Seattle City Light outage map screen grab from 12:45 PM.

More info on the Seattle City Light’s Power Lines blog:

Seattle City Light crews were responding to a power outage Tuesday that affected about 3,600 homes and businesses in the Ravenna, Roosevelt, View Ridge and Wedgwood neighborhoods of northeast Seattle.

The outage started about 11:20 a.m. A cause was not immediately known. An initial estimate for restoration of service was set for 3 p.m.

The general boundaries of the outage were NE 94th Street on the north, NE 65th Street on the south, Roosevelt Way NE on the west and Lake Washington on the east.

As of this posting, the cause is listed as “tree,” and the restoration time is estimated at 3:00 PM.

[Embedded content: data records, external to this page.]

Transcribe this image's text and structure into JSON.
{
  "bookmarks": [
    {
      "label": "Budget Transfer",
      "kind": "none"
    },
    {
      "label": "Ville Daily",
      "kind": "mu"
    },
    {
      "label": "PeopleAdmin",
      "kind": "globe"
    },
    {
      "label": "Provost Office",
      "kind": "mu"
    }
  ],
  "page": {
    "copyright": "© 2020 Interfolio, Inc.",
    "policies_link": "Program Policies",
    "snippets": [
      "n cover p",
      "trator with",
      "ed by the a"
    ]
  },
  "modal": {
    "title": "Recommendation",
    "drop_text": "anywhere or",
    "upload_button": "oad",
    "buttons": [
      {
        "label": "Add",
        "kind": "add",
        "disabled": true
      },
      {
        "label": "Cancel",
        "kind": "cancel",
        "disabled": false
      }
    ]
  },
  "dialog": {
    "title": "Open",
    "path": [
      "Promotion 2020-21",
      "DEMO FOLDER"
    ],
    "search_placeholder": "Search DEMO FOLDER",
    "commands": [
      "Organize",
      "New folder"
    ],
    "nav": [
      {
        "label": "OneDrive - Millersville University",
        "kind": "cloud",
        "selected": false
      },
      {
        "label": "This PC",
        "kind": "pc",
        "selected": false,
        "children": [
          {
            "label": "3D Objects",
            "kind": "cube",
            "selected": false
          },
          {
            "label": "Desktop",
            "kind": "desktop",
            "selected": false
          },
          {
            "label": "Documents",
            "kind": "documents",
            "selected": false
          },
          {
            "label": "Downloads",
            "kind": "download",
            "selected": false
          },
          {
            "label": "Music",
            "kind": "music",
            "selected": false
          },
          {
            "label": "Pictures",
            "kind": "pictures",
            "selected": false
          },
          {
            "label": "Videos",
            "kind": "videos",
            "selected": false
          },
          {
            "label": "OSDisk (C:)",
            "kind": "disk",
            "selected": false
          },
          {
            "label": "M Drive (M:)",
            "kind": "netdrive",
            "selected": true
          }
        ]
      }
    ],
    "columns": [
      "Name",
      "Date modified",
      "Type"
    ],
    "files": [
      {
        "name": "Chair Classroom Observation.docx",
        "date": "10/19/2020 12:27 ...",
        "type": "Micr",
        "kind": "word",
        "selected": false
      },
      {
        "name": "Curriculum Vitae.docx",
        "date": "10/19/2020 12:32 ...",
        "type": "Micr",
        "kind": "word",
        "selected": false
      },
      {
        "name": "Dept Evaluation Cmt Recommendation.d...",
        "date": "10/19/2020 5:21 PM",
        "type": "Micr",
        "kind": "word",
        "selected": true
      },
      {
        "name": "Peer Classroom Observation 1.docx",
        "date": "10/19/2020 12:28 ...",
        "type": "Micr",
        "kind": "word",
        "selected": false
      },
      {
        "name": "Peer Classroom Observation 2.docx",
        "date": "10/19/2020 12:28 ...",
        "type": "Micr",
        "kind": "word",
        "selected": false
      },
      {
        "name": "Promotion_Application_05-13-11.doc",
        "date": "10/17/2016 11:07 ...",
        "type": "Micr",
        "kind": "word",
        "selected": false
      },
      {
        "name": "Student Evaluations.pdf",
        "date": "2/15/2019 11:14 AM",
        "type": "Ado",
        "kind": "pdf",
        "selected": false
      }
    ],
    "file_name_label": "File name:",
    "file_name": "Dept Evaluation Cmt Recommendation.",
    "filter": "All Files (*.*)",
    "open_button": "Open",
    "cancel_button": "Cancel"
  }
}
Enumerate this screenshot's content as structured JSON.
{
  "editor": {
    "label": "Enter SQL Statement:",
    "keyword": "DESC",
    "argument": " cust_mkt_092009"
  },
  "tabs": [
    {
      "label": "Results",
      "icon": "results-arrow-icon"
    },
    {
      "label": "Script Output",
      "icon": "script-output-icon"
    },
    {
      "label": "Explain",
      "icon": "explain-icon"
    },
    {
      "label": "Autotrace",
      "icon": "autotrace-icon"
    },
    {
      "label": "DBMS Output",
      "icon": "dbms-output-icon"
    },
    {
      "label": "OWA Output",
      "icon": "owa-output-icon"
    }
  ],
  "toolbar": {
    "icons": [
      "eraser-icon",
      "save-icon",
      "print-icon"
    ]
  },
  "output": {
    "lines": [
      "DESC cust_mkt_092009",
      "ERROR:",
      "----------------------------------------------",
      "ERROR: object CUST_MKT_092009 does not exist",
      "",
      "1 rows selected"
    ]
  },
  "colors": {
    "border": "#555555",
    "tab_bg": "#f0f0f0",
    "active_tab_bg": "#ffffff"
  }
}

As we were calling the North Precinct about the dangerous traffic conditions at 15th Ave NE and NE 75th St — signals are out and many drivers on NE 75th St are not noticing and treating as a four-way stop — the officer on the other end of the phone blamed the outage on two transformers lost from the tops of poles, but we haven’t had confirmation of the exact cause from Seattle City Light.